» **Problem statement**:
Make an exact copy of the records, and keep the pictures out of it.
────────────────
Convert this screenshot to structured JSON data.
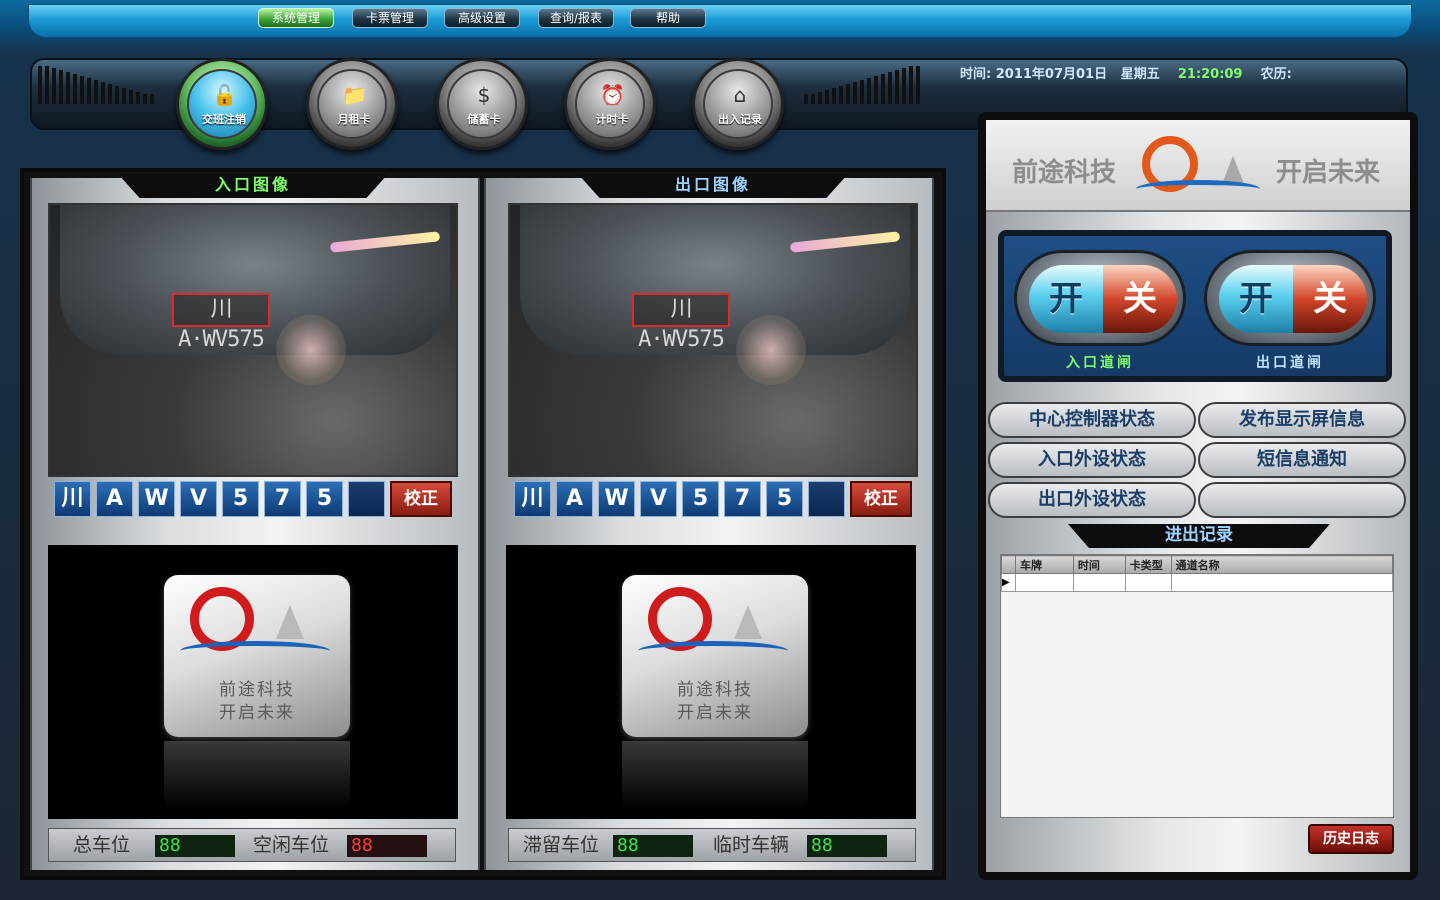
{
  "menu": {
    "items": [
      "系统管理",
      "卡票管理",
      "高级设置",
      "查询/报表",
      "帮助"
    ]
  },
  "toolbar": {
    "buttons": [
      {
        "label": "交班注销",
        "icon": "unlock-icon"
      },
      {
        "label": "月租卡",
        "icon": "folder-icon"
      },
      {
        "label": "储蓄卡",
        "icon": "money-icon"
      },
      {
        "label": "计时卡",
        "icon": "clock-icon"
      },
      {
        "label": "出入记录",
        "icon": "home-icon"
      }
    ]
  },
  "datetime": {
    "time_label": "时间:",
    "date": "2011年07月01日",
    "weekday": "星期五",
    "clock": "21:20:09",
    "lunar_label": "农历:"
  },
  "entry": {
    "title": "入口图像",
    "plate_image_text": "川A·WV575",
    "plate_chars": [
      "川",
      "A",
      "W",
      "V",
      "5",
      "7",
      "5",
      ""
    ],
    "fix_label": "校正"
  },
  "exit": {
    "title": "出口图像",
    "plate_image_text": "川A·WV575",
    "plate_chars": [
      "川",
      "A",
      "W",
      "V",
      "5",
      "7",
      "5",
      ""
    ],
    "fix_label": "校正"
  },
  "logo_card": {
    "line1": "前途科技",
    "line2": "开启未来"
  },
  "stats": {
    "total_label": "总车位",
    "total_value": "88",
    "free_label": "空闲车位",
    "free_value": "88",
    "stay_label": "滞留车位",
    "stay_value": "88",
    "temp_label": "临时车辆",
    "temp_value": "88"
  },
  "brand": {
    "left": "前途科技",
    "right": "开启未来"
  },
  "gates": {
    "on": "开",
    "off": "关",
    "entry_label": "入口道闸",
    "exit_label": "出口道闸"
  },
  "controls": {
    "center_status": "中心控制器状态",
    "publish_display": "发布显示屏信息",
    "entry_device_status": "入口外设状态",
    "sms_notify": "短信息通知",
    "exit_device_status": "出口外设状态"
  },
  "records": {
    "title": "进出记录",
    "columns": [
      "车牌",
      "时间",
      "卡类型",
      "通道名称"
    ],
    "history_button": "历史日志"
  },
  "colors": {
    "menu_active": "#3fa63a",
    "led_green": "#3ee34a",
    "led_red": "#ff3b3b",
    "entry_title": "#7dff6a",
    "exit_title": "#9fd3ff"
  }
}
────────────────
» **Reply**:
Convert this screenshot to structured JSON data.
{
  "menu": {
    "items": [
      "系统管理",
      "卡票管理",
      "高级设置",
      "查询/报表",
      "帮助"
    ]
  },
  "toolbar": {
    "buttons": [
      {
        "label": "交班注销",
        "icon": "unlock-icon"
      },
      {
        "label": "月租卡",
        "icon": "folder-icon"
      },
      {
        "label": "储蓄卡",
        "icon": "money-icon"
      },
      {
        "label": "计时卡",
        "icon": "clock-icon"
      },
      {
        "label": "出入记录",
        "icon": "home-icon"
      }
    ]
  },
  "datetime": {
    "time_label": "时间:",
    "date": "2011年07月01日",
    "weekday": "星期五",
    "clock": "21:20:09",
    "lunar_label": "农历:"
  },
  "entry": {
    "title": "入口图像",
    "plate_image_text": "川A·WV575",
    "plate_chars": [
      "川",
      "A",
      "W",
      "V",
      "5",
      "7",
      "5",
      ""
    ],
    "fix_label": "校正"
  },
  "exit": {
    "title": "出口图像",
    "plate_image_text": "川A·WV575",
    "plate_chars": [
      "川",
      "A",
      "W",
      "V",
      "5",
      "7",
      "5",
      ""
    ],
    "fix_label": "校正"
  },
  "logo_card": {
    "line1": "前途科技",
    "line2": "开启未来"
  },
  "stats": {
    "total_label": "总车位",
    "total_value": "88",
    "free_label": "空闲车位",
    "free_value": "88",
    "stay_label": "滞留车位",
    "stay_value": "88",
    "temp_label": "临时车辆",
    "temp_value": "88"
  },
  "brand": {
    "left": "前途科技",
    "right": "开启未来"
  },
  "gates": {
    "on": "开",
    "off": "关",
    "entry_label": "入口道闸",
    "exit_label": "出口道闸"
  },
  "controls": {
    "center_status": "中心控制器状态",
    "publish_display": "发布显示屏信息",
    "entry_device_status": "入口外设状态",
    "sms_notify": "短信息通知",
    "exit_device_status": "出口外设状态"
  },
  "records": {
    "title": "进出记录",
    "columns": [
      "车牌",
      "时间",
      "卡类型",
      "通道名称"
    ],
    "history_button": "历史日志"
  },
  "colors": {
    "menu_active": "#3fa63a",
    "led_green": "#3ee34a",
    "led_red": "#ff3b3b",
    "entry_title": "#7dff6a",
    "exit_title": "#9fd3ff"
  }
}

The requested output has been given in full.